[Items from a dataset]
------------------------------------------------------------------------

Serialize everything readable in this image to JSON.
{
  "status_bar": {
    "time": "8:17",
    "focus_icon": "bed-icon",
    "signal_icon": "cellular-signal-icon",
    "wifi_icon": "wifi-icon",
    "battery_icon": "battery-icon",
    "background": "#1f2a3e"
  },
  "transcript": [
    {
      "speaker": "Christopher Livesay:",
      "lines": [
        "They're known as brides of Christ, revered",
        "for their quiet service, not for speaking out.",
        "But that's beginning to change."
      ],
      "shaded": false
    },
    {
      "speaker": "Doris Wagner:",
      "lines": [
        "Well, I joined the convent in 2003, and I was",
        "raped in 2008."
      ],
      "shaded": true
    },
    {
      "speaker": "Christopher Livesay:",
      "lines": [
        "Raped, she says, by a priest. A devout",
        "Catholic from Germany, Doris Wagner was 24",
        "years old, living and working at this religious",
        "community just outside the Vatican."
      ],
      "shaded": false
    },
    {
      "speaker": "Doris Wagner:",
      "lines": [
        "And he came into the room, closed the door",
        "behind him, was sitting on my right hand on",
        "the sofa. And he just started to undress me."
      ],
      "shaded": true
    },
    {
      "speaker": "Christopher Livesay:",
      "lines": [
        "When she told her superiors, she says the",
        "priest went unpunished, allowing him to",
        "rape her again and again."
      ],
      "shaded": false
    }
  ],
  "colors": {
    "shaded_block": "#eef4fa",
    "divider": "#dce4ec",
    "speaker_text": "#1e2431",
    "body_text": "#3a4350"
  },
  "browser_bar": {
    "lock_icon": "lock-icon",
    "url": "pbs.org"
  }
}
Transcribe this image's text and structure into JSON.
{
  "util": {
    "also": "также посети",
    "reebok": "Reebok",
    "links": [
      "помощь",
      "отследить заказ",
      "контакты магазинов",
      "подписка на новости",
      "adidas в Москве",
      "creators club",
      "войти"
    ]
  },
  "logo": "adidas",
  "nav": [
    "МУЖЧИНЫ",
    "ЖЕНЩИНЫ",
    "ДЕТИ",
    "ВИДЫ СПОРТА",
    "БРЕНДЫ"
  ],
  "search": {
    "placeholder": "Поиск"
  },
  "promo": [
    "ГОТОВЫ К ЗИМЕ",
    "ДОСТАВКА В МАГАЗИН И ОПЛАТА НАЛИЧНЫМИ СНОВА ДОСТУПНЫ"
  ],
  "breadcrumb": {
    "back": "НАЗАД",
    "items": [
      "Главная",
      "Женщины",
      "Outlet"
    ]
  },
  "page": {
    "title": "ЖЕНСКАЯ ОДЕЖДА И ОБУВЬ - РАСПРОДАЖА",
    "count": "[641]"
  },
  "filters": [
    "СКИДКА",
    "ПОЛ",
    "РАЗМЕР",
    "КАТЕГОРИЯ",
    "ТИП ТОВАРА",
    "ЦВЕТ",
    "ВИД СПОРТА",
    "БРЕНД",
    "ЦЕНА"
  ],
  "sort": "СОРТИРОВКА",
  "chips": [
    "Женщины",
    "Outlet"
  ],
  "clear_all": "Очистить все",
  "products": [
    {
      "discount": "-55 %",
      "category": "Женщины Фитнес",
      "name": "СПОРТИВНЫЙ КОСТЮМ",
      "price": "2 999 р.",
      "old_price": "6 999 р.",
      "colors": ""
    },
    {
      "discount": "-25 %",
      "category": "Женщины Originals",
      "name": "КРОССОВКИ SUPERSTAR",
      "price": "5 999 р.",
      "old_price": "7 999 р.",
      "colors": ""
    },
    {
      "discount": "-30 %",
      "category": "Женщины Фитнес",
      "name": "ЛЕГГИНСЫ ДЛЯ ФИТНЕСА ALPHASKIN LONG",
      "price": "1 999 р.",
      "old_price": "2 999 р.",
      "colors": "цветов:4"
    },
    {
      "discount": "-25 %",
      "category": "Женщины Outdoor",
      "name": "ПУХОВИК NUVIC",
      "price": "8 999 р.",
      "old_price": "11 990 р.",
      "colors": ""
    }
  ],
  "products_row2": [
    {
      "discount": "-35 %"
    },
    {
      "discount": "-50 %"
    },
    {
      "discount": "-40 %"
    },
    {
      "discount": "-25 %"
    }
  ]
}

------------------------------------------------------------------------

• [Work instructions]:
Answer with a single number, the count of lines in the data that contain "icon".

• [Result for this exercise]:
5